=== Data shown ===
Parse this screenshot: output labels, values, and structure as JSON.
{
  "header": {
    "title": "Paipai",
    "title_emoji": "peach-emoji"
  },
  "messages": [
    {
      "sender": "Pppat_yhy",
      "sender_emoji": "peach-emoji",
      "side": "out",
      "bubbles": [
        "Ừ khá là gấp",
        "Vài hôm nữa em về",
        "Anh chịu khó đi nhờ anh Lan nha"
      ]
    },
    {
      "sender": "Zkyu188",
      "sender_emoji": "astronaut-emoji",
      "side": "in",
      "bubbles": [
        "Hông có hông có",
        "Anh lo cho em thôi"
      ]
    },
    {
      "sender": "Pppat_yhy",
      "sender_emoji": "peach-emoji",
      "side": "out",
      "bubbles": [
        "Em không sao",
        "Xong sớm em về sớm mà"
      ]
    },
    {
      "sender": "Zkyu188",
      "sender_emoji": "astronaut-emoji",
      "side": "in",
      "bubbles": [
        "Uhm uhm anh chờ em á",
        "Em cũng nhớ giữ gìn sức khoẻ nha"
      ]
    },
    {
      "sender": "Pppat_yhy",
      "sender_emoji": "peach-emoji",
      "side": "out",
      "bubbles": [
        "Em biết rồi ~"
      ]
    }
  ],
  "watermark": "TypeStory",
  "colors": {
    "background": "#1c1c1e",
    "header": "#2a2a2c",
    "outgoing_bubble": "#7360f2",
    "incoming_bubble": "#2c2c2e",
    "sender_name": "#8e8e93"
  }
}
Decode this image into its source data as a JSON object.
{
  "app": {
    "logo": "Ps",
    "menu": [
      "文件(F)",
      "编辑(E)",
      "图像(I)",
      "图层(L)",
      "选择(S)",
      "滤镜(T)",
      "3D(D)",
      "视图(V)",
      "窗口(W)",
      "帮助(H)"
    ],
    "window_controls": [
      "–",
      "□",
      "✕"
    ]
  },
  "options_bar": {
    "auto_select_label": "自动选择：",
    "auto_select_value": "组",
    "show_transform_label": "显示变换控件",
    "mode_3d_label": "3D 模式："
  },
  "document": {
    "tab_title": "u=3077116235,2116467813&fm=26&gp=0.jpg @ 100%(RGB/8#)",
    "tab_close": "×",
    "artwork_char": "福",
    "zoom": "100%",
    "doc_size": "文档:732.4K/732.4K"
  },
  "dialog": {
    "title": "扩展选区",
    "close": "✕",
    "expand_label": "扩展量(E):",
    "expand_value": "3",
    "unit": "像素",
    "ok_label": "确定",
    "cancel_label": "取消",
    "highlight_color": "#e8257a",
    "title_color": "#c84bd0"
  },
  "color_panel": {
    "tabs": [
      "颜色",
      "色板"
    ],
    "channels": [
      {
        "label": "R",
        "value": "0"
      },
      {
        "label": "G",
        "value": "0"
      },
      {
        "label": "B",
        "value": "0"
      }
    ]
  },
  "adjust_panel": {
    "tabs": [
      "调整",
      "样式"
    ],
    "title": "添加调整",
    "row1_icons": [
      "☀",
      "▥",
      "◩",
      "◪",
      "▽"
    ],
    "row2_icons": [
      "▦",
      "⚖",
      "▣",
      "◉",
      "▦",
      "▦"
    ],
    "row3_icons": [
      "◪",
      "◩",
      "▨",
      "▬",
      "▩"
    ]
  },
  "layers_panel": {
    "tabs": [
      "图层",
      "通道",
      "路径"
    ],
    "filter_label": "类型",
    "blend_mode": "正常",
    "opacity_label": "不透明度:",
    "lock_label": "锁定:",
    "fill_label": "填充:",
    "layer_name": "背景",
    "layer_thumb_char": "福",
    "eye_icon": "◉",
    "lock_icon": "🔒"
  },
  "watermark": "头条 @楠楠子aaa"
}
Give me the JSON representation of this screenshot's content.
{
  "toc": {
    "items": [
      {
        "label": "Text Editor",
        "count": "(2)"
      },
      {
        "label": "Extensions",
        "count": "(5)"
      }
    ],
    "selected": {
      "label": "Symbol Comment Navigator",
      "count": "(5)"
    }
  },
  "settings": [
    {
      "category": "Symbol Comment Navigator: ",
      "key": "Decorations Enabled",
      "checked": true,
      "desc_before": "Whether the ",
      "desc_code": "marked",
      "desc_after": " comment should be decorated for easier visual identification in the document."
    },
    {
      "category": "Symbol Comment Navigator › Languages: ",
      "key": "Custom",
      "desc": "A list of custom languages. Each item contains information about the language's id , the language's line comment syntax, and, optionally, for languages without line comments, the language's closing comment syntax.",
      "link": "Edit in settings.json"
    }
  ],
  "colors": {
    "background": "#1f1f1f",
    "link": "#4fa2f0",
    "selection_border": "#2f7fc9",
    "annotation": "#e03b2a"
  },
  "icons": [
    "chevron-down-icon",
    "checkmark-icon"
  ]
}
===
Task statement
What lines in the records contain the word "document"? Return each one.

Exercise solution
  "document": {
      "desc_after": " comment should be decorated for easier visual identification in the document."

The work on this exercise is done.